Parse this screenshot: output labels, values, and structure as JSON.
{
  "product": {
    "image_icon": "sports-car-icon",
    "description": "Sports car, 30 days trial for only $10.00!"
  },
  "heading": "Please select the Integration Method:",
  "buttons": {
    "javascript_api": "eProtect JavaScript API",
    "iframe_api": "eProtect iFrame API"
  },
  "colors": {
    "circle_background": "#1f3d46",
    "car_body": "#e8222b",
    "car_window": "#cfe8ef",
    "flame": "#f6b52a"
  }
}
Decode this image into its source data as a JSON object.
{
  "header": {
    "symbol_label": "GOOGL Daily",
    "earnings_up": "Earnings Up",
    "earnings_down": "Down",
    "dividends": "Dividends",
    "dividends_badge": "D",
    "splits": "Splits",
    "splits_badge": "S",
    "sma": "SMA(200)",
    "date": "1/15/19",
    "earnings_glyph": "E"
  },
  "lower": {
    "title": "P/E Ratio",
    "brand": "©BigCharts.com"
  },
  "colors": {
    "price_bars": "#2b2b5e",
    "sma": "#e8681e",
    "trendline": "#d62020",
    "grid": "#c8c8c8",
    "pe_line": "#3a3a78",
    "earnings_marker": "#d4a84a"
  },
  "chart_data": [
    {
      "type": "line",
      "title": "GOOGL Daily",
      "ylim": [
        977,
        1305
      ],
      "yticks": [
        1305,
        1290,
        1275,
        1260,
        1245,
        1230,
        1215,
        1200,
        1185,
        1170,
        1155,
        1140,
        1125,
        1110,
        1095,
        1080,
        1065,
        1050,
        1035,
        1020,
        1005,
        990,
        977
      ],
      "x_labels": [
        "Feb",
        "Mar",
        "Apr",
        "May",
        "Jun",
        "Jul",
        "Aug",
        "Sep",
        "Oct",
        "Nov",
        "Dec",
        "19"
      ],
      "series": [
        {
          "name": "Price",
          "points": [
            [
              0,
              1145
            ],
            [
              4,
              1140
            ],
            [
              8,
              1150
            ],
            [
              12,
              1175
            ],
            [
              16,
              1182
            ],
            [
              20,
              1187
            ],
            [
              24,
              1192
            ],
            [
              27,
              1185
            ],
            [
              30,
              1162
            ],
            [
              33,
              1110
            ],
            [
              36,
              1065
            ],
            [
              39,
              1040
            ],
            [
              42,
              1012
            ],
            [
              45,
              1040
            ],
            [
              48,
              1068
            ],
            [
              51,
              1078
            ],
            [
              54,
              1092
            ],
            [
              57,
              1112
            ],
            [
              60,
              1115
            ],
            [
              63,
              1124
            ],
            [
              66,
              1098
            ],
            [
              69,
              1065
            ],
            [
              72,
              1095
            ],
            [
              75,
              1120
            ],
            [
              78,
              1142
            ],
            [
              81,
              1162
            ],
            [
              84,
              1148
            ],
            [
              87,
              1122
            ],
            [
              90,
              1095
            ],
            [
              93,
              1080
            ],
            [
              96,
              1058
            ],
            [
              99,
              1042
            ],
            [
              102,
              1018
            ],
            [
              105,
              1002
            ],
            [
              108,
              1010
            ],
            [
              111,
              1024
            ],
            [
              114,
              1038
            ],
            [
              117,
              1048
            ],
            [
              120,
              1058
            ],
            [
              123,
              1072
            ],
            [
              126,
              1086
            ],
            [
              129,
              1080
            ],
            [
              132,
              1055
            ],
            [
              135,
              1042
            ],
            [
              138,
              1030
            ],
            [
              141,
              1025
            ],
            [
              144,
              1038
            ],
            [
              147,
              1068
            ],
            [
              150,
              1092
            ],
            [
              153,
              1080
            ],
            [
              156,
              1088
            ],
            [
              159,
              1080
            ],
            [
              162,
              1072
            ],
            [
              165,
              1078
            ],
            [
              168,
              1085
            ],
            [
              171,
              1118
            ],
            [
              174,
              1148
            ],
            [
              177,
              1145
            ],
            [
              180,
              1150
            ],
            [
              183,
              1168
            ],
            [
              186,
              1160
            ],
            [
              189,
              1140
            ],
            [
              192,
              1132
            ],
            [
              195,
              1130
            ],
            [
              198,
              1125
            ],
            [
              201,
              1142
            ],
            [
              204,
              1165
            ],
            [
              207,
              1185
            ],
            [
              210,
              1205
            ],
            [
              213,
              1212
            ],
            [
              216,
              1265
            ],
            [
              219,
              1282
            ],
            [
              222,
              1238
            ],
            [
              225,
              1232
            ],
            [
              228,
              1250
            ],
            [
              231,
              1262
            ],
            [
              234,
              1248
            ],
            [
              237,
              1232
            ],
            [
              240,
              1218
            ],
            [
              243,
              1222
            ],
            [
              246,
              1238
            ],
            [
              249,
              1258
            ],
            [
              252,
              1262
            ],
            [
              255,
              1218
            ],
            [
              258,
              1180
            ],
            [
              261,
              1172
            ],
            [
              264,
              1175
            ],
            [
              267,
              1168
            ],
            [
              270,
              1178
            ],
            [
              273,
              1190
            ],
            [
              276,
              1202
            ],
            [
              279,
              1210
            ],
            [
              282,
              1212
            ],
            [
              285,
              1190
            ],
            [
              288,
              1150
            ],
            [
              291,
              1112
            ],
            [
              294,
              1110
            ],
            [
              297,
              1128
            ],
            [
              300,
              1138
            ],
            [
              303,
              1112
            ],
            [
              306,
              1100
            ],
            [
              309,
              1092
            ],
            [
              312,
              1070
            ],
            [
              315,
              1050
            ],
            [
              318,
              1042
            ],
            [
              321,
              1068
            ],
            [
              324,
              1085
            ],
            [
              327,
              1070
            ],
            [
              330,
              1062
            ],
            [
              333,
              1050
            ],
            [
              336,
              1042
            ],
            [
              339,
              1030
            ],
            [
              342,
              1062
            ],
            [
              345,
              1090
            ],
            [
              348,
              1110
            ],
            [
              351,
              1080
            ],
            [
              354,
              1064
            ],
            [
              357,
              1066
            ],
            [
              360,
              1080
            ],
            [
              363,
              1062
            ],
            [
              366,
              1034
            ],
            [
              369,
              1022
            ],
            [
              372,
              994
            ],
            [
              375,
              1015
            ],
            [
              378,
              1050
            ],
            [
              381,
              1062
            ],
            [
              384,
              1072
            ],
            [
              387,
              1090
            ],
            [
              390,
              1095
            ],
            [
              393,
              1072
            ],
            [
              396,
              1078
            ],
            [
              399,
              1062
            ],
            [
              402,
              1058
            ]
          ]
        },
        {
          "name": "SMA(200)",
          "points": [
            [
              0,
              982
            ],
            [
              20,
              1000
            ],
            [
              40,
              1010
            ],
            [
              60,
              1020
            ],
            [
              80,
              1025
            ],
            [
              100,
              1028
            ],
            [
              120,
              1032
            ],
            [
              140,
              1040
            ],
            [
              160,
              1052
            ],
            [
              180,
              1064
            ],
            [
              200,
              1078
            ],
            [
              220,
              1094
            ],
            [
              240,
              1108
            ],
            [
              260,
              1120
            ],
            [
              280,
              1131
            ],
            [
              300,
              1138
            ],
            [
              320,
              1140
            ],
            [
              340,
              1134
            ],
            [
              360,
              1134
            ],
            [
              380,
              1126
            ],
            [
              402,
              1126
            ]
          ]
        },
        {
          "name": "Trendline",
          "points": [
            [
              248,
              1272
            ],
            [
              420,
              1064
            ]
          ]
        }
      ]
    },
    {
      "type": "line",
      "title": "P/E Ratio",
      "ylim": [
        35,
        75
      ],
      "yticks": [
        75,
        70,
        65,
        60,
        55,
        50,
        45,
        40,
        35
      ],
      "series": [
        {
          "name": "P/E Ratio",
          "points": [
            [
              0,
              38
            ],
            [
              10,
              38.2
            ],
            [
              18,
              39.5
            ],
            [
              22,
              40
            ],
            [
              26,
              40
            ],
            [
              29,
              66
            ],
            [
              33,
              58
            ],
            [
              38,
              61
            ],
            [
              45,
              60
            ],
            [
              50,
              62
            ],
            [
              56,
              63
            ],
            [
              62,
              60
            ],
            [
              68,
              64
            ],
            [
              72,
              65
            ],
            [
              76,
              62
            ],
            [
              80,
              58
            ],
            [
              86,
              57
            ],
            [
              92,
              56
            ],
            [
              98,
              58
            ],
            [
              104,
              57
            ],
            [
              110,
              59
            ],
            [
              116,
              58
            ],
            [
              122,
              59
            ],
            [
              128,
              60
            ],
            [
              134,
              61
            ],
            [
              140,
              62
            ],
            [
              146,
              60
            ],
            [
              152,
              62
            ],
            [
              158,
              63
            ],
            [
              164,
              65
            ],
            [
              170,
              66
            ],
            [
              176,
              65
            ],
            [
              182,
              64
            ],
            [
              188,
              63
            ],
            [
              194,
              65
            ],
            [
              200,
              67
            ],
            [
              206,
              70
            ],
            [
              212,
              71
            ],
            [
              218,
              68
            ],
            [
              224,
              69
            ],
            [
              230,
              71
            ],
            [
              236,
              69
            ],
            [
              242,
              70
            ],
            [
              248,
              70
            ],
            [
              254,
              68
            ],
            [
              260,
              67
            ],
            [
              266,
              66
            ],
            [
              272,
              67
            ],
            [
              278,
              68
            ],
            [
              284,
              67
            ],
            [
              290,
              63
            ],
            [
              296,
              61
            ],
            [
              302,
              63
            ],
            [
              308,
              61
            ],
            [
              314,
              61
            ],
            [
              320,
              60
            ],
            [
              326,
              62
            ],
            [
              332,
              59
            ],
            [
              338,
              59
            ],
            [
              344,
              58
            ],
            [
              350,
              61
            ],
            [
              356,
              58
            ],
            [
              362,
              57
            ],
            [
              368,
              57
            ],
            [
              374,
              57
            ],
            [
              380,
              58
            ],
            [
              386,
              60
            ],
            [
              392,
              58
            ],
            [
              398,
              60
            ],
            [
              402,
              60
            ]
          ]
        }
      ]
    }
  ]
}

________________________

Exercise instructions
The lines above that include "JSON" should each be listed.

Result for this task
Parse this screenshot: output labels, values, and structure as JSON.
Decode this image into its source data as a JSON object.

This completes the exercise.